October Daring Bakers: My New Favorite Pizza Dough
Another month of the Daring Bakers, another savory recipe - no frills, no 2-day decorating marathons, no butter. That's right - a Daring Bakers challenge with no butter.
Now, I've made pizza dough before. In fact, I've made it many times before, and pizza is one of those things that never ceases to be an exciting kitchen activity. So many toppings, so much flour all over the kitchen, so likely that I'll set off the smoke alarm because the oven is so hot....it may be high-stress, but I love making pizza.
To be honest, though, I don't usually put too much thought into my pizza dough. I generally make whole-wheat crusts with the usual suspects: flour, water, salt, yeast, sugar, and a splash of olive oil or two. And even though my homemade crust is generally not as good as the specimens found at good pizza joints (think New Haven) or trendy Italian restaurants, I have always chalked that up to equipment deficiencies (I'm just not crazy enough to clip the self-cleaning lock on my oven to get it up to 800 degrees). I've read in a variety of places, too, that homemade crust, especially without the use of special pizza dough starters, just will never be as good as the stuff that the pizza masters use.

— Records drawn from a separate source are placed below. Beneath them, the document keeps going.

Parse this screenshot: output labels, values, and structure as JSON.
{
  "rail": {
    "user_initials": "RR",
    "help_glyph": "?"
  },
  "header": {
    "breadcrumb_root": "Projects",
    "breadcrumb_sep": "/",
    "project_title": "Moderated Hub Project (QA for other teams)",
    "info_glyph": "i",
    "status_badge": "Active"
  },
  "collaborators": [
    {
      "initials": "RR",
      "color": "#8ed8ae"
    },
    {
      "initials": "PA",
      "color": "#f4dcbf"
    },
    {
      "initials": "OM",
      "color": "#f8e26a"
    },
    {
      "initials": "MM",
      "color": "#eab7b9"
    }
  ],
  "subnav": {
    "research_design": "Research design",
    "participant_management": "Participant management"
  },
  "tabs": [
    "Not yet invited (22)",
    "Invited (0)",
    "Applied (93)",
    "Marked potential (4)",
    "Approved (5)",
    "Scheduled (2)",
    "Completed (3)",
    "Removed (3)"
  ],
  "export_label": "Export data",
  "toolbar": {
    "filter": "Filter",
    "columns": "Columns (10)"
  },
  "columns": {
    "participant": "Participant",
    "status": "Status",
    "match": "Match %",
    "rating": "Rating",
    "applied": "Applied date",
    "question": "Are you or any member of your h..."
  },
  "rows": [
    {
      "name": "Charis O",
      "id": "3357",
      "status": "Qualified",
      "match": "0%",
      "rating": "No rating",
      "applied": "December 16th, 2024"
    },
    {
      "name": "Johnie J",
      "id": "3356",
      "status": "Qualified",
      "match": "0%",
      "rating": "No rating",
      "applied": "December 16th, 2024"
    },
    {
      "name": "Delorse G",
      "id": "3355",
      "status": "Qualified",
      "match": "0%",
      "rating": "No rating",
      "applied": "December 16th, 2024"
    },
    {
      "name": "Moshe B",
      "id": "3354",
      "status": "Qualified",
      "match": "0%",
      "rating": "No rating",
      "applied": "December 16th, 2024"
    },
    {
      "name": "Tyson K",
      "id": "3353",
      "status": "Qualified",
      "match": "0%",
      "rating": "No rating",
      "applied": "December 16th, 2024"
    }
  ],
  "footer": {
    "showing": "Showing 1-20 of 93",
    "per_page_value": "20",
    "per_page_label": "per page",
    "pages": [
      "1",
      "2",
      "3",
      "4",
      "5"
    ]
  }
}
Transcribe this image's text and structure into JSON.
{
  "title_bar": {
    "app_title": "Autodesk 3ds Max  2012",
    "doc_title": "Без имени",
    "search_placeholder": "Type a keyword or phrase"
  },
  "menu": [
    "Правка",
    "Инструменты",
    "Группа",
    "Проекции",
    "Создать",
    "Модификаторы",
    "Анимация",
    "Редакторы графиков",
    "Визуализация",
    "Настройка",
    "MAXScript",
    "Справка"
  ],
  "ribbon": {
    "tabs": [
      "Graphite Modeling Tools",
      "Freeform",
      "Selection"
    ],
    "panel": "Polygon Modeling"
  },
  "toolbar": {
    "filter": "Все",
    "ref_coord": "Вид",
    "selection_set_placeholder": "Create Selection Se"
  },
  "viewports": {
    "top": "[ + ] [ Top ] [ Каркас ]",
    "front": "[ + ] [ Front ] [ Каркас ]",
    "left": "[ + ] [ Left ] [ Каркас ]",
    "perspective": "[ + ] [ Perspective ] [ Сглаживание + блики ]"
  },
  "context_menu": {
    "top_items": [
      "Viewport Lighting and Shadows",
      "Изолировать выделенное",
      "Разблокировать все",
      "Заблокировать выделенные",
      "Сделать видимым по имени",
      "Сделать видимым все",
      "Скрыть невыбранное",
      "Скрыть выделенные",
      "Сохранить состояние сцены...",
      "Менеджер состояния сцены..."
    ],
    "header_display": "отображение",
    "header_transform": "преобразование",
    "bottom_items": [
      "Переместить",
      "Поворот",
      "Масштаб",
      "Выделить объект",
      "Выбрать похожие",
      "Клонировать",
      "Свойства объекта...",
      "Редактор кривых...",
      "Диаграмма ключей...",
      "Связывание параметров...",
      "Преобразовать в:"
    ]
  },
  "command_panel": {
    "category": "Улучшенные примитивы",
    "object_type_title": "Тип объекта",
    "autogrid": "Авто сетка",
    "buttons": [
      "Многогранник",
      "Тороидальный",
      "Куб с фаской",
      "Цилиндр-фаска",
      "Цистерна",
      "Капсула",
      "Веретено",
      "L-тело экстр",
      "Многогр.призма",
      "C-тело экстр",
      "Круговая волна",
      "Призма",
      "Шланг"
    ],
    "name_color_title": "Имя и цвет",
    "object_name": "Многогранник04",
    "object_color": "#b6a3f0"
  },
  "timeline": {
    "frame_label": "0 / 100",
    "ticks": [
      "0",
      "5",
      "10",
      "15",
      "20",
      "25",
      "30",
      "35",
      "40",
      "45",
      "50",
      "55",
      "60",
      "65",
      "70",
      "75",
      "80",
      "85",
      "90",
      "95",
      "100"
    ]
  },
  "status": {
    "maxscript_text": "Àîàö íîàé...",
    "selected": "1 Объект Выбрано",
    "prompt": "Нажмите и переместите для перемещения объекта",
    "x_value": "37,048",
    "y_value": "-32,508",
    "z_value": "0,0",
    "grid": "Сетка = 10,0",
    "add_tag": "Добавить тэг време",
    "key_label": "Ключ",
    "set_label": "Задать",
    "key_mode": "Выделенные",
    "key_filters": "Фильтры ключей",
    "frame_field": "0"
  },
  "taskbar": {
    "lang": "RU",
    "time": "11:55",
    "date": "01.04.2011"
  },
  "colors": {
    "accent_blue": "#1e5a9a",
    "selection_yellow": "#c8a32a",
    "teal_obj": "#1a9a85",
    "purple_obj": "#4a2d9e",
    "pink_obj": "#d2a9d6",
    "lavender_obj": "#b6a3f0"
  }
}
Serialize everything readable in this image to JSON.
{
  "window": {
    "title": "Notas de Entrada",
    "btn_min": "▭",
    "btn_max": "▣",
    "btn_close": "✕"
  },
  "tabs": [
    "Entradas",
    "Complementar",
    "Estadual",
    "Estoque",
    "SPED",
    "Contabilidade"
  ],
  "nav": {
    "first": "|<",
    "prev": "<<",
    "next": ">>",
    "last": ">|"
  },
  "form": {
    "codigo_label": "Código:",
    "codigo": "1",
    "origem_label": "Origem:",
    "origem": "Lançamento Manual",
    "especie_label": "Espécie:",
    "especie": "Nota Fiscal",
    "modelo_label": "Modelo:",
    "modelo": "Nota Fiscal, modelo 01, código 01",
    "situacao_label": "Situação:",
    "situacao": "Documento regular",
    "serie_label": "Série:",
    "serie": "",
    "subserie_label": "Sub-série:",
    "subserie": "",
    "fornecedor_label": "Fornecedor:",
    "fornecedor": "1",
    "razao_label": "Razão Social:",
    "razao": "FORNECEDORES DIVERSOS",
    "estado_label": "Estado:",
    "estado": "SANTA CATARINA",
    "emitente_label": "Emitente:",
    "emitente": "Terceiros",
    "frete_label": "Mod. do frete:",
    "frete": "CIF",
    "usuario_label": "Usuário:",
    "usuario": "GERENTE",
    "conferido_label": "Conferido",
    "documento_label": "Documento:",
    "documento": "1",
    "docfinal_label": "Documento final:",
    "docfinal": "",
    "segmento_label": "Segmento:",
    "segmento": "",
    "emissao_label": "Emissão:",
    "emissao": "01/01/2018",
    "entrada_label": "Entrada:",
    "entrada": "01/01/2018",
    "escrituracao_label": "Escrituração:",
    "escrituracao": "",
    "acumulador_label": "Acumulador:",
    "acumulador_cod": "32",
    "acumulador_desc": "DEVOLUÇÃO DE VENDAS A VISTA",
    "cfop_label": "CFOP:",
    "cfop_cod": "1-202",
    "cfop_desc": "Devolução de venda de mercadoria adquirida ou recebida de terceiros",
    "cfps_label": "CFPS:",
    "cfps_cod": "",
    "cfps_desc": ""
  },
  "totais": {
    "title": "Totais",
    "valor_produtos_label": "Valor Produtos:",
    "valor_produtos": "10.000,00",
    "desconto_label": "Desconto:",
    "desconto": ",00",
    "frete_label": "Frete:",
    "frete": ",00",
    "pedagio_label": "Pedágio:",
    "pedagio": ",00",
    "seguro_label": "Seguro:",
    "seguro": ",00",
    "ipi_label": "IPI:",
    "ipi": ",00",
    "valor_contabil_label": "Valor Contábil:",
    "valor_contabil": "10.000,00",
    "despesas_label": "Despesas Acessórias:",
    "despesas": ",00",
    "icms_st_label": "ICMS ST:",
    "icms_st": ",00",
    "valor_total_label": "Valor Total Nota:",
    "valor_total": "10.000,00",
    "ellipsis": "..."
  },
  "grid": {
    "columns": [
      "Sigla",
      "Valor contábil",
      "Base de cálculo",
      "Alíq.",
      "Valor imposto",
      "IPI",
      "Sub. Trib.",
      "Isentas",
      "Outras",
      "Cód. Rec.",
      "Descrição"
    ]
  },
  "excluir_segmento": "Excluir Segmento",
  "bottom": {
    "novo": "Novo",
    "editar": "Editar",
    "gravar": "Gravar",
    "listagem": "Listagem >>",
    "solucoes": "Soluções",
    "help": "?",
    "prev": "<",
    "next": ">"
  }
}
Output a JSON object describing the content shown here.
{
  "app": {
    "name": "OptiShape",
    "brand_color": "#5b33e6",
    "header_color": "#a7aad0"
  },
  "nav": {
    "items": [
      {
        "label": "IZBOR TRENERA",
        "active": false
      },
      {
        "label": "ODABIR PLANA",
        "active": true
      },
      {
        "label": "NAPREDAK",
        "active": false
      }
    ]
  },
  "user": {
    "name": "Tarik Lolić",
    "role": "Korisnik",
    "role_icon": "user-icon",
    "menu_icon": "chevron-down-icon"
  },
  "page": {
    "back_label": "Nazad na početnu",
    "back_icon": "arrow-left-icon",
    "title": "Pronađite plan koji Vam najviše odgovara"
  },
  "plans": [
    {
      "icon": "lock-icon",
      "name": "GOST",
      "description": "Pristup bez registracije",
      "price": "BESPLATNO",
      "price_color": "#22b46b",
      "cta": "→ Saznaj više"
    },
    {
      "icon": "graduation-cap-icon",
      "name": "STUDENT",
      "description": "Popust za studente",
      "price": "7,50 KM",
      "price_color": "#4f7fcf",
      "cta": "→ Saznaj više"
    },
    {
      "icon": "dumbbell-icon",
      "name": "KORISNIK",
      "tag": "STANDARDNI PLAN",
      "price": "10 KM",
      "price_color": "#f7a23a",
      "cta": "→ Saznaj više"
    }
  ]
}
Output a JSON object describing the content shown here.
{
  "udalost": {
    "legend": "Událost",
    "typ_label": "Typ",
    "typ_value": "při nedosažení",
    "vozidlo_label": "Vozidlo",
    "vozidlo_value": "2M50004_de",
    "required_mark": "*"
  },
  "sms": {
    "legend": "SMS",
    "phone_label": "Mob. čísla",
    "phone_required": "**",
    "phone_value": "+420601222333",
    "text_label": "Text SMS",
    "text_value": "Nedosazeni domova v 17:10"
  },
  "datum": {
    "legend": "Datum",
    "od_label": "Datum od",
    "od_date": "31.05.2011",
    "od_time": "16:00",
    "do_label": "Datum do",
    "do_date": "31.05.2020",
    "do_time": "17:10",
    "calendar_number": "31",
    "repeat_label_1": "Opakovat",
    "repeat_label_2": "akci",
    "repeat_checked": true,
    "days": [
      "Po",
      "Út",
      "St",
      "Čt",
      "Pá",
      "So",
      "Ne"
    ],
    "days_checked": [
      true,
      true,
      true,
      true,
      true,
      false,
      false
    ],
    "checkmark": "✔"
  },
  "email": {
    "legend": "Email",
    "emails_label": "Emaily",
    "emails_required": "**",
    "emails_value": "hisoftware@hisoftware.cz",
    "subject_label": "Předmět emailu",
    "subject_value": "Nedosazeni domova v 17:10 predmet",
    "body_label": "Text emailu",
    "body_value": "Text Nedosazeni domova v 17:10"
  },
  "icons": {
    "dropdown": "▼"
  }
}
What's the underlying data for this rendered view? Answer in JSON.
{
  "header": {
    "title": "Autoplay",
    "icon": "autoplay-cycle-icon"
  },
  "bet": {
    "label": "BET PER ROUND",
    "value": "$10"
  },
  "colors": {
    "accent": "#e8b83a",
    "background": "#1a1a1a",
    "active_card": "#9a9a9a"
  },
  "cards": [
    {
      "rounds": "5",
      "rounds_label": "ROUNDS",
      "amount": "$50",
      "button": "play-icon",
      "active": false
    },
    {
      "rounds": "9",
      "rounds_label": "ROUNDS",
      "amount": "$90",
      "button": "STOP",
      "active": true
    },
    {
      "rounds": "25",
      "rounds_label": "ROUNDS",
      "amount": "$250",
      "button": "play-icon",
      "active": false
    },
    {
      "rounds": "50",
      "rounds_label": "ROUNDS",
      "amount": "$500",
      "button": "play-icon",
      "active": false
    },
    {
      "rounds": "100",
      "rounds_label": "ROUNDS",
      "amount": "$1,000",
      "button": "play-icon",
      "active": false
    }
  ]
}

And then there was this Daring Bakers dough. Now, I'm not saying that this recipe will yield Pepe's-quality pizza, but it gave me new faith in the art of homemade pizza. The dough requires an overnight rest in the refrigerator before the 2-hour, room-temperature proof, and seriously, it makes a big difference. By the time I shaped this dough, it was supple, soft, and completely pliable, making for a deliciously thin-crusted pizza the likes of which I've never been able to achieve before.
[whole wheat crust]
Obviously, I wanted to make a whole wheat version of this dough, but I was also curious as to how the regular old white version would turn out. So, I made a batch using mostly bread flour (and some white whole wheat because I ran out of bread flour!) and a half-batch using 100% white whole wheat, with about 2 tablespoons of gluten thrown in for extra body and stretch.
[white and whole wheat doughs]
I expected the mostly-white dough to be pliable and soft, which it was, but I was pleasantly surprised to find the whole wheat dough to be almost as pliable. Both doughs made for lovely, thin crusts that crisped up nicely on my pizza stone. The crust itself had those big, gaping holes that you see in pizzeria crust or ciabatta, which I loved.
Since I made so much dough, I stuck most of it in the freezer for a rainy day, and made two pizzas the day after mixing the dough: one plain cheese and sauce variety, and another one with paper-thin slices of potatoes, garlic, olive oil, and a hefty sprinkling of rosemary.
Both came out beautifully, although I've decided I'm not the biggest fan of carb-on-carb pizzas, and will probably come up with something more vegetable-y the next time around (caramelized onions with goat cheese, perhaps? lemony broccoli with cheddar? something with apples?). I'm definitely filing this recipe away, though, and look forward to more crazy and exciting pizza nights in the future.
For now, check out the other Daring Bakers to see the marvelous pizza creations they've come up with, and check the blog of this month's wonderful host, Rosa, for the complete recipe. I'm not sure I'd consider this recipe particularly challenging (it even uses instant yeast!) but it sure is a winner.
[ready for the oven]